Due to recent tragedies the local city is looking to install more fencing that is likely meant to to keep people out along with additional enforcement in the area. I get the concern, it’s real. Yet most of me feels like we should be careful limiting places like this solely because of danger. If the city does restrict the location I will be thankful I had my time there to enjoy it’s beauty along with a few photos in my portfolio. That said I don’t like my public locations being limited solely because of potential danger. I get doing it for it ecological, wildlife or similar concerns but not danger. Give me fair warning of the risks along stating potential lack of rescue should things go awry and I will make my own decision. I will say the decision for me usually results in the low to medium risk route anyway.
“Dory Boat Sunrise” a view of a lone dory boat heading out to sea with Cape Kiwanda sea stack towering above.
I am not out to live life dangling on the edge, literally and figuratively, yet life is not meant to be safe guarded and bubble wrapped around every corner either. There are people that climb mountains, scale cliffs, skydive or myriad of other outdoor activities with some level of risk that will live a long life while others won’t. That’s reality whether we like it not.
Besides Cape Kiwanda this came to mind when I was last in Kauai, Hawaii a couple months ago. Spouting Horn is a popular spot and it used to be open to wander down along the shore with adequate warning signs for those that proceed beyond the view point. I had not been in a few years and I went last trip. Now it clearly states a fine will be issued if you go beyond this point with a longer fence and railing in place. Another location with access reduced for my safety and thus limiting my photography as long as I want to follow the rules. I realize they are doing it for the average person that is not exercising any caution whatsoever or those aspiring to be a candidate for the Darwin Awards. I still don’t necessarily agree with it.
“Far Out!” interesting colors and lines on wet sandstone out near the furthest point before there is nowhere left to go.
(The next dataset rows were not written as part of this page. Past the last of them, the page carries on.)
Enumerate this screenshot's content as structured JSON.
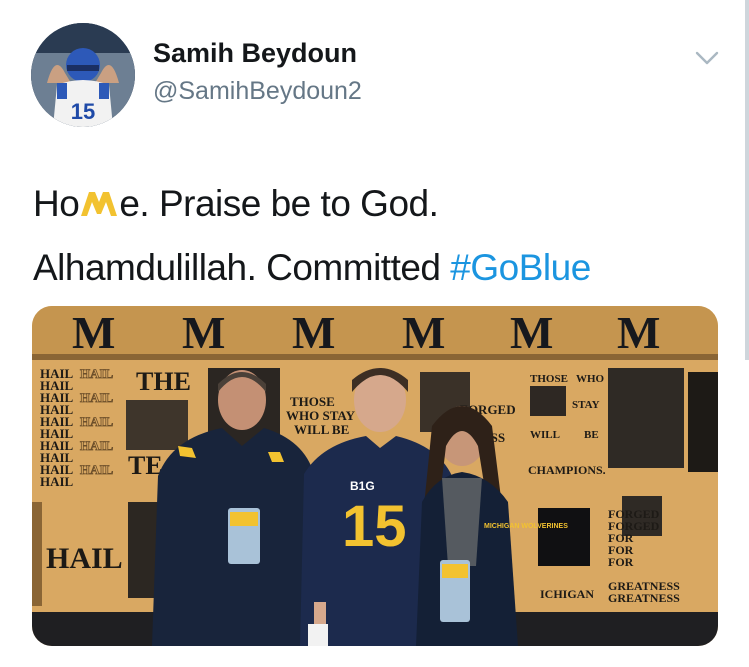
{
  "user": {
    "display_name": "Samih Beydoun",
    "handle": "@SamihBeydoun2",
    "avatar_jersey_number": "15"
  },
  "tweet": {
    "text_part1": "Ho",
    "text_part2": "e. Praise be to God.",
    "text_line2": "Alhamdulillah. Committed ",
    "hashtag": "#GoBlue",
    "emoji": "michigan-block-m-emoji"
  },
  "photo": {
    "banner_letter": "M",
    "wall_hail_word": "HAIL",
    "wall_the": "THE",
    "wall_those_who_stay_1": "THOSE",
    "wall_those_who_stay_2": "WHO STAY",
    "wall_those_who_stay_3": "WILL BE",
    "wall_forged_1": "FORGED",
    "wall_forged_2": "R",
    "wall_forged_3": "ESS",
    "wall_right_1": "THOSE",
    "wall_right_2": "WHO",
    "wall_right_3": "STAY",
    "wall_right_4": "WILL",
    "wall_right_5": "BE",
    "wall_champions": "CHAMPIONS.",
    "wall_forged_bottom_1": "FORGED",
    "wall_forged_bottom_2": "FORGED",
    "wall_forged_bottom_3": "FOR",
    "wall_forged_bottom_4": "FOR",
    "wall_forged_bottom_5": "FOR",
    "wall_greatness_1": "GREATNESS",
    "wall_greatness_2": "GREATNESS",
    "wall_michigan": "ICHIGAN",
    "wall_hail_big": "HAIL",
    "wall_te": "TE",
    "jersey_number": "15",
    "jersey_patch": "B1G",
    "jacket_badge": "MICHIGAN WOLVERINES"
  },
  "colors": {
    "text": "#14171a",
    "secondary": "#657786",
    "link": "#1b95e0",
    "maize": "#f2c230",
    "navy": "#0e1a33"
  }
}
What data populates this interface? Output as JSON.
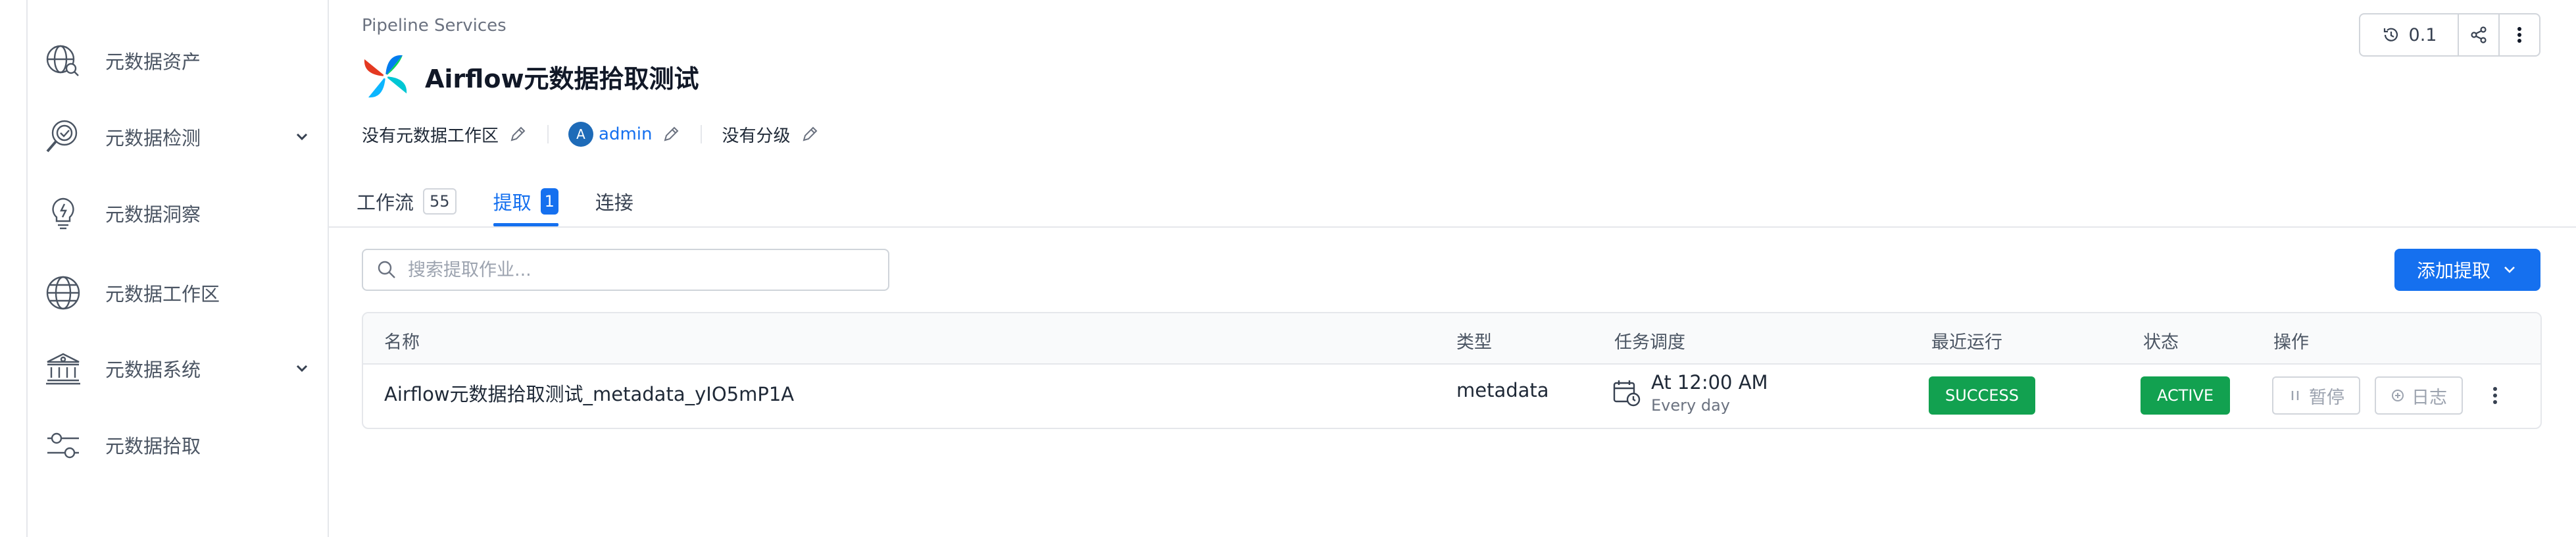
{
  "sidebar": {
    "items": [
      {
        "label": "元数据资产",
        "icon": "data-asset-icon",
        "expandable": false
      },
      {
        "label": "元数据检测",
        "icon": "data-quality-icon",
        "expandable": true
      },
      {
        "label": "元数据洞察",
        "icon": "insights-bulb-icon",
        "expandable": false
      },
      {
        "label": "元数据工作区",
        "icon": "globe-domain-icon",
        "expandable": false
      },
      {
        "label": "元数据系统",
        "icon": "governance-building-icon",
        "expandable": true
      },
      {
        "label": "元数据拾取",
        "icon": "sliders-icon",
        "expandable": false
      }
    ]
  },
  "header": {
    "breadcrumb": "Pipeline Services",
    "title": "Airflow元数据拾取测试",
    "domain": "没有元数据工作区",
    "owner_initial": "A",
    "owner": "admin",
    "tier": "没有分级",
    "version": "0.1"
  },
  "tabs": [
    {
      "label": "工作流",
      "count": "55",
      "active": false
    },
    {
      "label": "提取",
      "count": "1",
      "active": true
    },
    {
      "label": "连接",
      "count": "",
      "active": false
    }
  ],
  "search": {
    "placeholder": "搜索提取作业..."
  },
  "add_button": {
    "label": "添加提取"
  },
  "table": {
    "columns": [
      "名称",
      "类型",
      "任务调度",
      "最近运行",
      "状态",
      "操作"
    ],
    "rows": [
      {
        "name": "Airflow元数据拾取测试_metadata_yIO5mP1A",
        "type": "metadata",
        "schedule": "At 12:00 AM",
        "schedule_sub": "Every day",
        "last_run": "SUCCESS",
        "status": "ACTIVE",
        "pause_label": "暂停",
        "logs_label": "日志"
      }
    ]
  },
  "colors": {
    "accent": "#1570ef",
    "success": "#12a150",
    "avatar": "#1e6bb8"
  }
}
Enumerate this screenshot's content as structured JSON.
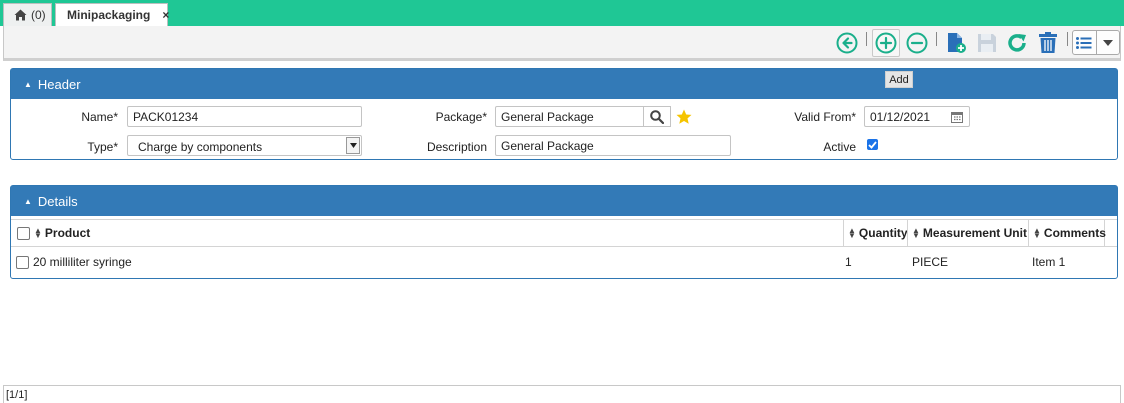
{
  "tabs": {
    "home": {
      "icon": "home-icon",
      "count": "(0)"
    },
    "active": {
      "label": "Minipackaging",
      "close": "×"
    }
  },
  "toolbar": {
    "buttons": [
      {
        "icon": "back-icon",
        "label": "Back"
      },
      {
        "icon": "add-icon",
        "label": "Add"
      },
      {
        "icon": "remove-icon",
        "label": "Remove"
      },
      {
        "icon": "new-document-icon",
        "label": "New"
      },
      {
        "icon": "save-icon",
        "label": "Save"
      },
      {
        "icon": "refresh-icon",
        "label": "Refresh"
      },
      {
        "icon": "delete-icon",
        "label": "Delete"
      },
      {
        "icon": "list-icon",
        "label": "List"
      },
      {
        "icon": "dropdown-caret-icon",
        "label": "More"
      }
    ],
    "tooltip": "Add"
  },
  "header": {
    "title": "Header",
    "name_label": "Name*",
    "name_value": "PACK01234",
    "type_label": "Type*",
    "type_value": "Charge by components",
    "package_label": "Package*",
    "package_value": "General Package",
    "description_label": "Description",
    "description_value": "General Package",
    "valid_from_label": "Valid From*",
    "valid_from_value": "01/12/2021",
    "active_label": "Active",
    "active_checked": true
  },
  "details": {
    "title": "Details",
    "columns": [
      "Product",
      "Quantity",
      "Measurement Unit",
      "Comments"
    ],
    "rows": [
      {
        "product": "20 milliliter syringe",
        "quantity": "1",
        "unit": "PIECE",
        "comments": "Item 1"
      }
    ]
  },
  "status": {
    "pager": "[1/1]"
  },
  "colors": {
    "tabbar": "#1fc795",
    "panel_header": "#337ab7",
    "icon_teal": "#1aaf8b",
    "icon_blue": "#2a6fb8",
    "star": "#f5c400"
  }
}
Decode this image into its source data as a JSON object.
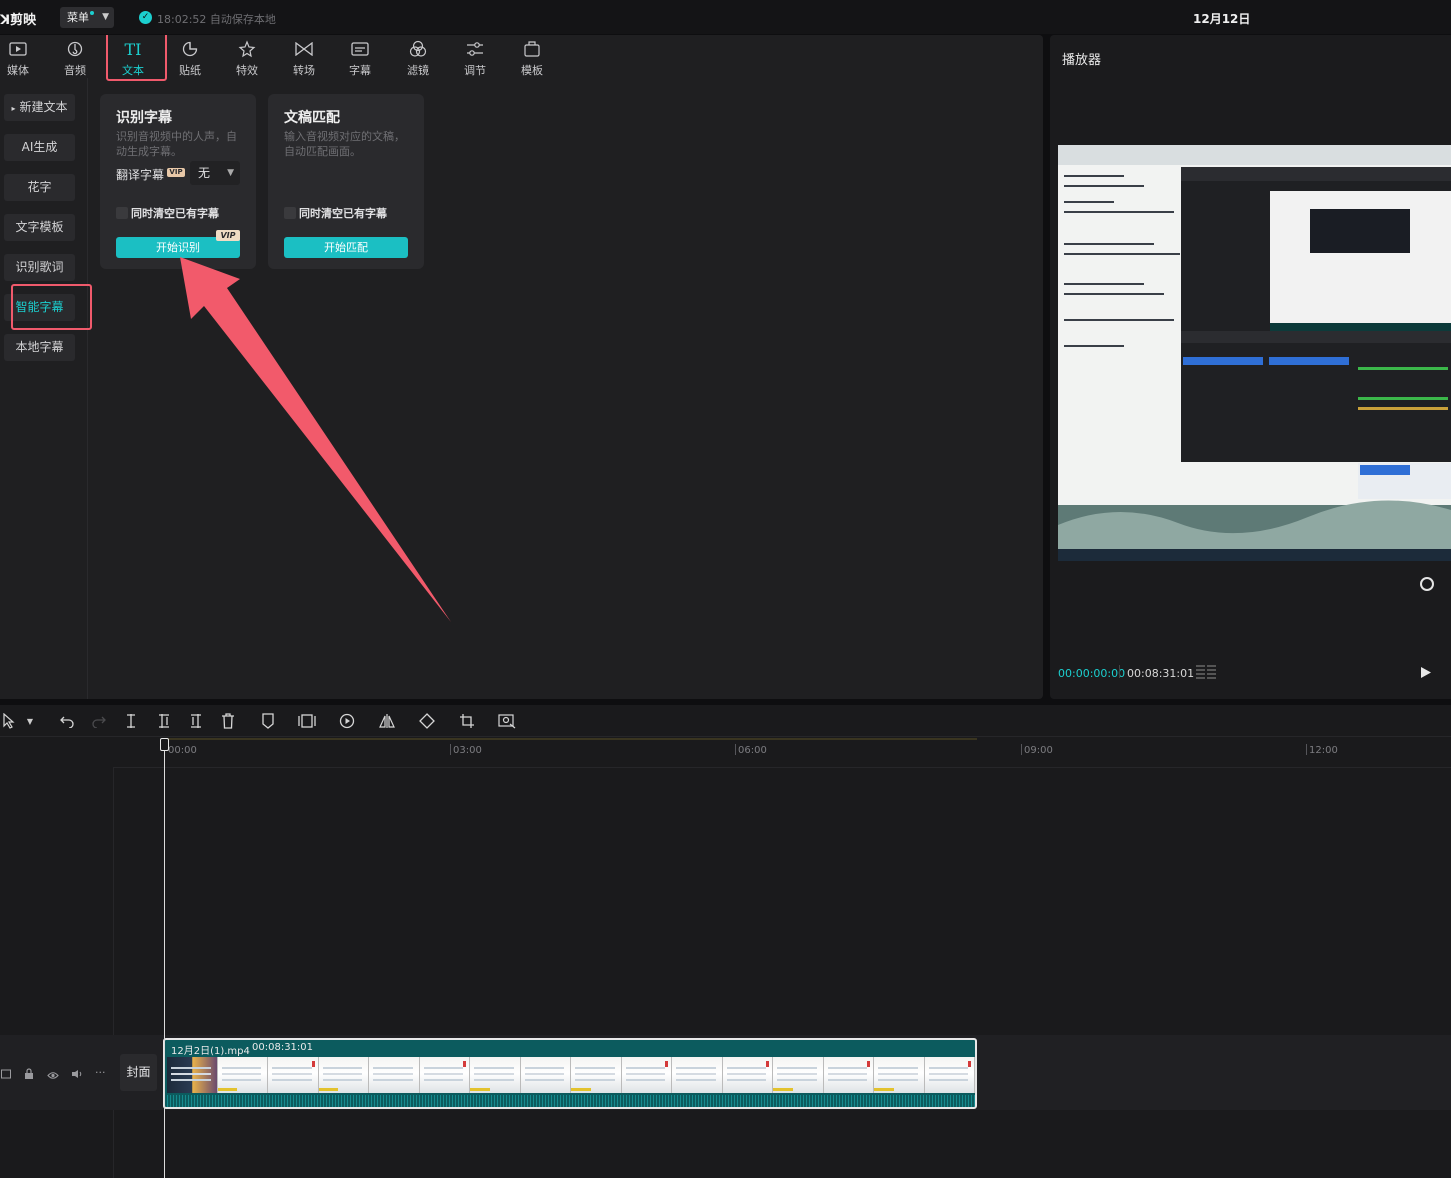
{
  "titlebar": {
    "app_name": "剪映",
    "menu_label": "菜单",
    "save_status": "18:02:52 自动保存本地",
    "date": "12月12日"
  },
  "toolbar": {
    "tabs": [
      {
        "label": "媒体",
        "icon": "media-icon"
      },
      {
        "label": "音频",
        "icon": "audio-icon"
      },
      {
        "label": "文本",
        "icon": "text-icon"
      },
      {
        "label": "贴纸",
        "icon": "sticker-icon"
      },
      {
        "label": "特效",
        "icon": "effects-icon"
      },
      {
        "label": "转场",
        "icon": "transition-icon"
      },
      {
        "label": "字幕",
        "icon": "subtitle-icon"
      },
      {
        "label": "滤镜",
        "icon": "filter-icon"
      },
      {
        "label": "调节",
        "icon": "adjust-icon"
      },
      {
        "label": "模板",
        "icon": "template-icon"
      }
    ],
    "active_tab": "文本",
    "accent_color": "#1ccfcf",
    "highlight_color": "#f05a6c"
  },
  "side_nav": {
    "items": [
      {
        "label": "新建文本"
      },
      {
        "label": "AI生成"
      },
      {
        "label": "花字"
      },
      {
        "label": "文字模板"
      },
      {
        "label": "识别歌词"
      },
      {
        "label": "智能字幕"
      },
      {
        "label": "本地字幕"
      }
    ],
    "active_item": "智能字幕"
  },
  "cards": {
    "recognize": {
      "title": "识别字幕",
      "description": "识别音视频中的人声，自动生成字幕。",
      "translate_label": "翻译字幕",
      "translate_vip": "VIP",
      "translate_value": "无",
      "clear_label": "同时清空已有字幕",
      "button_label": "开始识别",
      "button_vip": "VIP"
    },
    "match": {
      "title": "文稿匹配",
      "description": "输入音视频对应的文稿，自动匹配画面。",
      "clear_label": "同时清空已有字幕",
      "button_label": "开始匹配"
    }
  },
  "player": {
    "title": "播放器",
    "current_time": "00:00:00:00",
    "total_time": "00:08:31:01"
  },
  "timeline": {
    "ruler_ticks": [
      "00:00",
      "03:00",
      "06:00",
      "09:00",
      "12:00"
    ],
    "cover_label": "封面",
    "clip": {
      "name": "12月2日(1).mp4",
      "duration": "00:08:31:01"
    }
  }
}
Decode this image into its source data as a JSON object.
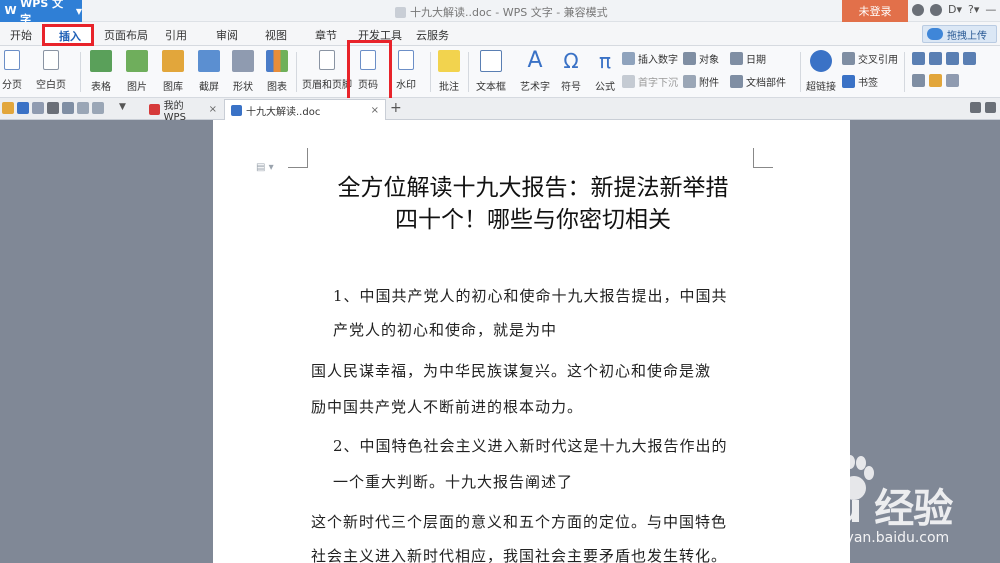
{
  "titlebar": {
    "app_name": "WPS 文字",
    "doc_title": "十九大解读..doc - WPS 文字 - 兼容模式",
    "login": "未登录"
  },
  "menu": {
    "tabs": [
      "开始",
      "插入",
      "页面布局",
      "引用",
      "审阅",
      "视图",
      "章节",
      "开发工具",
      "云服务"
    ],
    "active": "插入",
    "cloud_upload": "拖拽上传"
  },
  "ribbon": {
    "page_break": "分页",
    "blank_page": "空白页",
    "table": "表格",
    "picture": "图片",
    "gallery": "图库",
    "screenshot": "截屏",
    "shape": "形状",
    "chart": "图表",
    "header_footer": "页眉和页脚",
    "page_number": "页码",
    "watermark": "水印",
    "comment": "批注",
    "text_box": "文本框",
    "wordart": "艺术字",
    "symbol": "符号",
    "formula": "公式",
    "insert_number": "插入数字",
    "object": "对象",
    "date": "日期",
    "drop_cap": "首字下沉",
    "attachment": "附件",
    "doc_parts": "文档部件",
    "hyperlink": "超链接",
    "cross_ref": "交叉引用",
    "bookmark": "书签"
  },
  "doc_tabs": {
    "tab1": "我的WPS",
    "tab2": "十九大解读..doc"
  },
  "document": {
    "title_line1": "全方位解读十九大报告：新提法新举措",
    "title_line2": "四十个！哪些与你密切相关",
    "p1a": "1、中国共产党人的初心和使命十九大报告提出，中国共",
    "p1b": "产党人的初心和使命，就是为中",
    "p2a": "国人民谋幸福，为中华民族谋复兴。这个初心和使命是激",
    "p2b": "励中国共产党人不断前进的根本动力。",
    "p3a": "2、中国特色社会主义进入新时代这是十九大报告作出的",
    "p3b": "一个重大判断。十九大报告阐述了",
    "p4a": "这个新时代三个层面的意义和五个方面的定位。与中国特色",
    "p4b": "社会主义进入新时代相应，我国社会主要矛盾也发生转化。"
  },
  "watermark": {
    "logo": "Baidu 经验",
    "url": "jingyan.baidu.com"
  }
}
I am sure you can think of some places that you like to go that have had similar restrictions put in place. What do you think, should we have safety restrictions or closures in place at these beautiful locations or be able to decide for ourselves? Do you not care and simply go past them to the photo you are after no matter how big the deterrent?
Location: Portland, OR
Adrian Klein has a passion for the outdoors and landscape photography that is endless. He has traveled the parks, shorelines and wilderness capturing images that represent each area through his own artistic eye from the curbs to the far off trails.